British armed forces have to adapt to a changing threat. Small, highly-trained units will be a key part of that.
Journalists call it the 'dark arts', and public relations is more powerful than ever.
We need to know how many people have PTSD to figure out what policies can reduce the burden.
The research is strong that the atrocities of war cause mental health issues. A clinical psychologist walks us through the research and tells of her personal experience treating those with PTSD.
The UK government plans to suspend parts of the European Convention on Human Rights in future conflicts.
Scarred by disastrous wars and thousands of deaths caused by terrorism, the world is still reeling from the events of September 2001.
Does including torture or other human rights violations in video games trivialize the actions? Or might it force us to think more critically about them?
As the world picks over the Iraq Inquiry's final report, three fascinating character portraits have emerged.
When Attorney-General George Brandis was asked on Q&A about a parliamentary vote on the decision to go to war, he said that was not part of the Westminster tradition. Is that right?
Iraq's supposedly sky-high child mortality rate was a key part of Blair's case for war, and he was still making it years later – but it seems to have been based on a single dubious study.

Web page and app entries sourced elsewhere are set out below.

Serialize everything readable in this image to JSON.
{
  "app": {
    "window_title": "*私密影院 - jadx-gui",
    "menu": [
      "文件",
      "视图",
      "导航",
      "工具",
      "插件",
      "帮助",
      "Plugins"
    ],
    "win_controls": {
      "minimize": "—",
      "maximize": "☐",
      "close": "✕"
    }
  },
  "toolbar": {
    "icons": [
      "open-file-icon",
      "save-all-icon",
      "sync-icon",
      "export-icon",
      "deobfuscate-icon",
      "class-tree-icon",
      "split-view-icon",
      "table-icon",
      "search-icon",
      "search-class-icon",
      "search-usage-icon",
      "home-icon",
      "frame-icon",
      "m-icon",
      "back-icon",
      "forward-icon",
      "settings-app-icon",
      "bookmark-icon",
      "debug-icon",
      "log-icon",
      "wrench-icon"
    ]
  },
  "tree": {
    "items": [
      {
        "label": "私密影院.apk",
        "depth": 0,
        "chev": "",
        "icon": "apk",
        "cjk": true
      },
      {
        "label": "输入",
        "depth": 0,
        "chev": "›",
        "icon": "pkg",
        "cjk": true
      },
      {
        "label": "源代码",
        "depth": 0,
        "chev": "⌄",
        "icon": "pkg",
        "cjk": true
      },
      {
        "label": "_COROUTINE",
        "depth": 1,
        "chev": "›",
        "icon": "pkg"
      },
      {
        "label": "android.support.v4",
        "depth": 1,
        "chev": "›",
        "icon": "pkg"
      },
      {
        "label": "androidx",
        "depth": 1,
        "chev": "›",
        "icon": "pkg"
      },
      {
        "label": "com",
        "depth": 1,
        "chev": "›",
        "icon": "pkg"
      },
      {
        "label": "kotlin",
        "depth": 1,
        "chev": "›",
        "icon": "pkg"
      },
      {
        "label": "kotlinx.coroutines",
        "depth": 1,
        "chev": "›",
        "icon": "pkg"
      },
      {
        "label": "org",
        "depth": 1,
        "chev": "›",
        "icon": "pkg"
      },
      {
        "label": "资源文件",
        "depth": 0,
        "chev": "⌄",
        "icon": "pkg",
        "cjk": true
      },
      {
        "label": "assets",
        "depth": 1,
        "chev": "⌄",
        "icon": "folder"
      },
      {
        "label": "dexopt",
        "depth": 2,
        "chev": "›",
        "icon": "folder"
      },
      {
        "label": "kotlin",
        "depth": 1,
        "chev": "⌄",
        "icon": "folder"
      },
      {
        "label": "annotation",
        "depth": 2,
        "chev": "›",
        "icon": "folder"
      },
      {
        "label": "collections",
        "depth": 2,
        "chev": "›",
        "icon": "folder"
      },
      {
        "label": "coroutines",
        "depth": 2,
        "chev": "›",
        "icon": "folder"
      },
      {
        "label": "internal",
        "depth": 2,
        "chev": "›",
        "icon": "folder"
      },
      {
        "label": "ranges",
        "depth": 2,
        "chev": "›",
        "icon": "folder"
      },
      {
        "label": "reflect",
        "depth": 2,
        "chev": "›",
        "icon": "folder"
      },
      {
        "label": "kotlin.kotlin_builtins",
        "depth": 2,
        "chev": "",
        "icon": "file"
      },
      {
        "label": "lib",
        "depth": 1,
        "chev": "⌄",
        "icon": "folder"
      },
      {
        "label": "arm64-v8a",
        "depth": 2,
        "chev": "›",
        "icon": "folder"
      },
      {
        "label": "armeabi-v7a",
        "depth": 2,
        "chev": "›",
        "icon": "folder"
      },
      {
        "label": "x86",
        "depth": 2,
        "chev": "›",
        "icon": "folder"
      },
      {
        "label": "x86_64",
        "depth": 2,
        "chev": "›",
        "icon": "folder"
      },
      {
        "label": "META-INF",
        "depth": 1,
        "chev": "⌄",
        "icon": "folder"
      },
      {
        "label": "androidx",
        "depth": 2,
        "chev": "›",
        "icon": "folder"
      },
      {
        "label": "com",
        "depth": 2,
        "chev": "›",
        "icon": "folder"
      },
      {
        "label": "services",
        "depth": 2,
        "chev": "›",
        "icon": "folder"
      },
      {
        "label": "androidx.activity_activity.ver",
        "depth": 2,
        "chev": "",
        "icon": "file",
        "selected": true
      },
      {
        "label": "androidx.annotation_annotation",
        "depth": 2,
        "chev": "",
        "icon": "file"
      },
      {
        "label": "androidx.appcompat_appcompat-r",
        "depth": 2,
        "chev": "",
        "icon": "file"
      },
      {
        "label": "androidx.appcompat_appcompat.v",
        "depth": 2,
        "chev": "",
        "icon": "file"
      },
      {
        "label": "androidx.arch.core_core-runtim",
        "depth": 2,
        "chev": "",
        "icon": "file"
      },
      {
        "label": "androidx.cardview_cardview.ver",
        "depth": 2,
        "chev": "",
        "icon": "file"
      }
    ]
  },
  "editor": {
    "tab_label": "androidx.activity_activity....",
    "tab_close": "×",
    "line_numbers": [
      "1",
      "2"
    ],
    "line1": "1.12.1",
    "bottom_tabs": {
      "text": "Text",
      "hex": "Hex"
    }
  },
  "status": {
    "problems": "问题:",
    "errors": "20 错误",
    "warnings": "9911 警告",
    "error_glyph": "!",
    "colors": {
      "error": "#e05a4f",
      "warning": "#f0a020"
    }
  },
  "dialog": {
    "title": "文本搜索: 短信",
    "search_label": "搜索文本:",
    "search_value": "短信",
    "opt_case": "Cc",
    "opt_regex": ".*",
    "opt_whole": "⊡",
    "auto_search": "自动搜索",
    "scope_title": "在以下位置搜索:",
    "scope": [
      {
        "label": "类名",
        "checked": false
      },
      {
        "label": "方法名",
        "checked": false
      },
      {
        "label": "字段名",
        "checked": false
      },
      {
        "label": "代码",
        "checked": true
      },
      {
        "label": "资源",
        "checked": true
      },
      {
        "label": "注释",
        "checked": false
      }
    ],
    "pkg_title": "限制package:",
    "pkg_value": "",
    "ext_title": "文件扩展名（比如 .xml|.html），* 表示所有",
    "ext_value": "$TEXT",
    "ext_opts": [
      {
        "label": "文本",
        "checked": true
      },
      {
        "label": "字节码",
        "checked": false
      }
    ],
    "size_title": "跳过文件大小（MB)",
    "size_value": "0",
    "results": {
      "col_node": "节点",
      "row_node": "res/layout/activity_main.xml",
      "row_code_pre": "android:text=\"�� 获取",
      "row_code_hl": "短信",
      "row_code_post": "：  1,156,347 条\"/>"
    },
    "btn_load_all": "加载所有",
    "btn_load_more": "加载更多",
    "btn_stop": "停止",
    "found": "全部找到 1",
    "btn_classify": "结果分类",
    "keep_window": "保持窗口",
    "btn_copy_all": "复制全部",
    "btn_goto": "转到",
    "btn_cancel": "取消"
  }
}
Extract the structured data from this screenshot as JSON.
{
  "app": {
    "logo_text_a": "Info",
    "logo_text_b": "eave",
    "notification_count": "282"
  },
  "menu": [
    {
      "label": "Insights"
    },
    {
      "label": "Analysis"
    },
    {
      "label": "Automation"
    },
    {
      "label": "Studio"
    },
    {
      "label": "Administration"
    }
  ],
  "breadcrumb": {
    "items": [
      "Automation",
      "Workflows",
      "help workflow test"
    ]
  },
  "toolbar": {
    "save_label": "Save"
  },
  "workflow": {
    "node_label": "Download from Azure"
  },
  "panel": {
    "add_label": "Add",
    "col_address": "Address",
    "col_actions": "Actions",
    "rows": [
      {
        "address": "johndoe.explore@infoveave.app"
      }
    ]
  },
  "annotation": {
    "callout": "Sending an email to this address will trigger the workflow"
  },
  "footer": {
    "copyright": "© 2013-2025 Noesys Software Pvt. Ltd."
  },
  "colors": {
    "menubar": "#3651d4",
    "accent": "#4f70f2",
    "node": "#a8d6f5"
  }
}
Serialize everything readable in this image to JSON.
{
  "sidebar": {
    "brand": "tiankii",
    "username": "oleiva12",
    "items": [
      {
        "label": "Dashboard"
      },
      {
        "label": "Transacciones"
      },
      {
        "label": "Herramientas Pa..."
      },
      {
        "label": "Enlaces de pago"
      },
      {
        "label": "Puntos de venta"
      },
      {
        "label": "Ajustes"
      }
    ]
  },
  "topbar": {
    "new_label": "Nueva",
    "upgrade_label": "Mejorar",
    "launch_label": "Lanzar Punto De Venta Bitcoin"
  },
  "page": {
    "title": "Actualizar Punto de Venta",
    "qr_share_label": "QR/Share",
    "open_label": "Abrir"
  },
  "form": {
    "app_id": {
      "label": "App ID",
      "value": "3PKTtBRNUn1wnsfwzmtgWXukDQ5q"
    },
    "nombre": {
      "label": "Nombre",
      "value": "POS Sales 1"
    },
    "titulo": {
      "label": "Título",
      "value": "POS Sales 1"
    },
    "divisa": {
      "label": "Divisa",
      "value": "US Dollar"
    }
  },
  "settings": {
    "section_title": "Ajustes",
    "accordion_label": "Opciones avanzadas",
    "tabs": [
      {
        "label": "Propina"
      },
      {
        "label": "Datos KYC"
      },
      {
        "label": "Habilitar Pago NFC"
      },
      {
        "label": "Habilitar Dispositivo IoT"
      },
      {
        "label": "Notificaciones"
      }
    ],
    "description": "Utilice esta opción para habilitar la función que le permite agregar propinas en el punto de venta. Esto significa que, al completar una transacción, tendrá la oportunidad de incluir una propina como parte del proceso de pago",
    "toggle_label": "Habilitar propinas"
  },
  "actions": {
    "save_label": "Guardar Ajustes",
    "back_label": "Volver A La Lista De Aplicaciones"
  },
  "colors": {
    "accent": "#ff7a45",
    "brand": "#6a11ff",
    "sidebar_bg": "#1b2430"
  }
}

What has the Chilcot Inquiry actually achieved? Here's what the experts had to say.
Iraq's oil industry is a window into the troubled period that followed regime change.
Oil wasn't the conspiracy behind the Iraq War, but it was always in the mix.
Former prime minister John Howard has stood by his decision to commit troops to the war in Iraq.
The anti-war movement was visible everywhere in the run-up to the invasion of Iraq – but it made fundamental mistakes that hamstrung its campaign.
Compared with other attempts to mend deep wounds after wars and conflicts, the Chilcot Report falls depressingly short.
Intelligence on Iraq's weapons of mass destruction was a core part of the case for war. The Chilcot Report has examined how it came to be so distorted.
From faulty intelligence and inadequate oversight to disastrously poor planning, the Iraq War was a mess from the start.
Tony Blair insists to this day that his decision to go to war in Iraq was made in good faith. Does that make him any less culpable?
The Iraq Inquiry has found that the case for invading Iraq was far from watertight and made without proper care. Deception, however, is another matter.